The sampling distribution of p is normal, so the test statistic is a z value: Hypothesis Tests for p np u 5 and n(1-p) u 5 np < 5 or n(1-p) < 5

Not discussed in this chapter

44

z!

pp p(1 p) n

**Example: z Test for Proportion
**

A marketing company claims that it receives 8% responses from its mailing. To test this claim, a random sample of 500 were surveyed with 25 responses.

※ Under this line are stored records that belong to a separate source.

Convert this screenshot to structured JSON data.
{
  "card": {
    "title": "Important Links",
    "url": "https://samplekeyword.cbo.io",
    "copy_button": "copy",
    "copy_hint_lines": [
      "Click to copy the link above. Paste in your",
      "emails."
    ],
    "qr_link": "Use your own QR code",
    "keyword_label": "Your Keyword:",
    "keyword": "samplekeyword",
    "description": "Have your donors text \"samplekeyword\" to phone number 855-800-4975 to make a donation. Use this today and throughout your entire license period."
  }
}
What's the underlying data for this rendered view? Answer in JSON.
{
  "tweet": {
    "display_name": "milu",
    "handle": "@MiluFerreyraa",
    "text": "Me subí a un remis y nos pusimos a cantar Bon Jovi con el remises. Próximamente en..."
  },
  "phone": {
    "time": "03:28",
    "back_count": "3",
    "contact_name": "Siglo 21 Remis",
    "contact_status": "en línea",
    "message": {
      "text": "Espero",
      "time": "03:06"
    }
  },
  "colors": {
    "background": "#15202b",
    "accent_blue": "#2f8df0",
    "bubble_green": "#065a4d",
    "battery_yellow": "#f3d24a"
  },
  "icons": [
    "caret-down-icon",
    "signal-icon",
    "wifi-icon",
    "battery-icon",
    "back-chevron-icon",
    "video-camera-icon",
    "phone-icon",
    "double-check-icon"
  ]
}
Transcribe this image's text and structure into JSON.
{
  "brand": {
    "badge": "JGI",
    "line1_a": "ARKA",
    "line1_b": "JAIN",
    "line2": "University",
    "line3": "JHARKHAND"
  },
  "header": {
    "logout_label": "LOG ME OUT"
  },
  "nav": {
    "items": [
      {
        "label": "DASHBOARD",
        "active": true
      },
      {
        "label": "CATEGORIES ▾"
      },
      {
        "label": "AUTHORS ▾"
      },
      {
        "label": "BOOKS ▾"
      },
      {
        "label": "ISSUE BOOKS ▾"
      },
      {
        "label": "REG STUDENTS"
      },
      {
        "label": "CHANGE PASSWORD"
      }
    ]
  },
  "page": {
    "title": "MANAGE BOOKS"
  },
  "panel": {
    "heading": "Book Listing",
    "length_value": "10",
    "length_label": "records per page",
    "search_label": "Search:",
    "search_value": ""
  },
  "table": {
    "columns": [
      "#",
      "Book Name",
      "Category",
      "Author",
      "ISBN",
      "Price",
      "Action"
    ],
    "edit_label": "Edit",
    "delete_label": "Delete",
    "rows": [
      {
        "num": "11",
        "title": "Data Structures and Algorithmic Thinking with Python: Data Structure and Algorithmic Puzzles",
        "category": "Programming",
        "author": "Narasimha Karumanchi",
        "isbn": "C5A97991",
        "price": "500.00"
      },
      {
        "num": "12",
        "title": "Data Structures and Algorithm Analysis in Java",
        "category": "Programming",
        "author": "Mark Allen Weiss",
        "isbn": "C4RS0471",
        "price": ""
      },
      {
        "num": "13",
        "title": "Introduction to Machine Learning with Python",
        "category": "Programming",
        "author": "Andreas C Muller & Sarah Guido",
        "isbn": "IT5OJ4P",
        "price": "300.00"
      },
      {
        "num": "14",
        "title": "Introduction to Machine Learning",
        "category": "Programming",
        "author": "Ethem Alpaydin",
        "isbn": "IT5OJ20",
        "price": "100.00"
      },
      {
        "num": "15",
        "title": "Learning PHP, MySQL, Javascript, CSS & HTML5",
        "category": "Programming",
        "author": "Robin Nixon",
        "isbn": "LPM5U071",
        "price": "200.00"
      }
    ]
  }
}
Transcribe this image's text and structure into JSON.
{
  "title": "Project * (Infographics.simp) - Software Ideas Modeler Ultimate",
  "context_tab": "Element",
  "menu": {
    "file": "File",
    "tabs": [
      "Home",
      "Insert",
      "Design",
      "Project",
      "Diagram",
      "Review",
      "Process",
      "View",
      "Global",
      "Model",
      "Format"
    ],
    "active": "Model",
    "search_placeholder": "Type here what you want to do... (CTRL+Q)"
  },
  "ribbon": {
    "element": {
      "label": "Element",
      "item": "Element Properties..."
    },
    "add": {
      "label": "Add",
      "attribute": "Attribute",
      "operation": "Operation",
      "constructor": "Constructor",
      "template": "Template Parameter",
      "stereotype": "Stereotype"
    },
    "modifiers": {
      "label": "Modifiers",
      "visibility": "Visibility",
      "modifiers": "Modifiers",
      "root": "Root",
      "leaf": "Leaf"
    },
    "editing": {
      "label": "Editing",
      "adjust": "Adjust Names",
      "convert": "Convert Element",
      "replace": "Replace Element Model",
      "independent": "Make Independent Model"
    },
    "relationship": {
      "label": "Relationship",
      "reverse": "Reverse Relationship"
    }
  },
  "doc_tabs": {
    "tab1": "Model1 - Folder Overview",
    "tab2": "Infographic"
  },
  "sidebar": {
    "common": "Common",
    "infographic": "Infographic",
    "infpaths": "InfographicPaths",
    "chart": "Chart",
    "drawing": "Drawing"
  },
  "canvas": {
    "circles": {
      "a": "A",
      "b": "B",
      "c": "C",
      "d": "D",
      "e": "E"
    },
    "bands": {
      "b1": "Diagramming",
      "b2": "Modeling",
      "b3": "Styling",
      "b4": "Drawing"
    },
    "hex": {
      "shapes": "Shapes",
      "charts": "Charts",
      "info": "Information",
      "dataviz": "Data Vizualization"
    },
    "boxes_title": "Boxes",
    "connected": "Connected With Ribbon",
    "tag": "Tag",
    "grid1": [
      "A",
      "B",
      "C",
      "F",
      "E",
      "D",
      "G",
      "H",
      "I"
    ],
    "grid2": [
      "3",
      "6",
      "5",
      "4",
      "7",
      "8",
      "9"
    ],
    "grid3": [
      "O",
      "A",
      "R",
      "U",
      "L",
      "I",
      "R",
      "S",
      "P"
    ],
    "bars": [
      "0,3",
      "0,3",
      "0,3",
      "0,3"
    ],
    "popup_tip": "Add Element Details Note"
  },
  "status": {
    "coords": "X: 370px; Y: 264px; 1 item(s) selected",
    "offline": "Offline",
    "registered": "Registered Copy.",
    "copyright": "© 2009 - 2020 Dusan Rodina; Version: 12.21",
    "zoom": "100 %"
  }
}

Test at the E = .05 significance level.

Check: n p = (500)(.08) = 40 n(1-p) = (500)(.92) = 460

3

45

**Z Test for Proportion: Solution
**

E = .05= .08 H0 : p n = 500, p = .05

Test Statistic:

z! pp ! p(1 p) n .05 .08 ! 2.47 .08(1 .08) 500

HA: p { .08

**Critical Values: ± 1.96Reject Reject
**

.025

-1.96 0 1.96

Decision:

Reject H0 at E = .05

Conclusion:

.025

z

-2.47

There is sufficient evidence to reject the company¶s claim of 8% response rate.

46

p -Value Solution

Calculate the p-value and compare to E

(For a two sided test the p-value is always two sided)

Reject H0 E/2 = .025

Do not reject H0

(continued)

Reject H0 E/2 = .025

p-value = .0136:

P(z e 2.47) P(x u 2.47) ! 2(.5 .4932) ! 2(.0068) ! 0.0136

.0068 -1.96 z = -2.47

0

.0068 1.96 z = 2.47

**Reject H0 since p-value = .0136 < E = .05
**

47

Type II Error

Type II error is the probability of failing to reject a false H0 Suppose we fail to reject H0: when in fact the true mean is

u 52 = 50

E 50

Reject H0: u 52

52

Do not reject H0 : u 52

48

Type II Error

the true mean is Q = 50

(continued)

Suppose we do not reject H0: Q u 52 when in fact

This is the true distribution of x if Q = 50

This is the range of x where H0 is not rejected

50

Reject H0: Q u 52

52

Do not reject H0 : Q u 52 49

Type II Error

Suppose we do not reject H0:

(continued)

u 52 when in fact

the true mean is

= 50

Here, = P( x u cutoff ) if = 50

E

50

Reject H0: u 52

52

Do not reject H0 : u 52 50

Calculating

Suppose n = 64 ,

cutoff ! x E ! z E

(for H0 : u 52)

= 6 , and E = .05

6 ! 52 1.645 ! 50.766 n 64

So = P( x u 50.766 ) if = 50

E

50 50.766 52

Do not reject H0 : u 52 51

Reject H0: u 52

Calculating

(continued)

Suppose n = 64 ,

= 6 , and E = .05

**¨ ¸ © 50.766 50 ¹ P( x u 50.766 | ! 50) ! P© z u ¹ ! P(z u 1.02) ! .5 .3461 ! .1539 6 ¹ © 64 º ª
**

Probability of type II error: E

50

Reject H0: u 52

= .1539

52

Do not reject H0 : u 52 52

Using PHStat

Options

53

Sample PHStat Output

Input

Output

54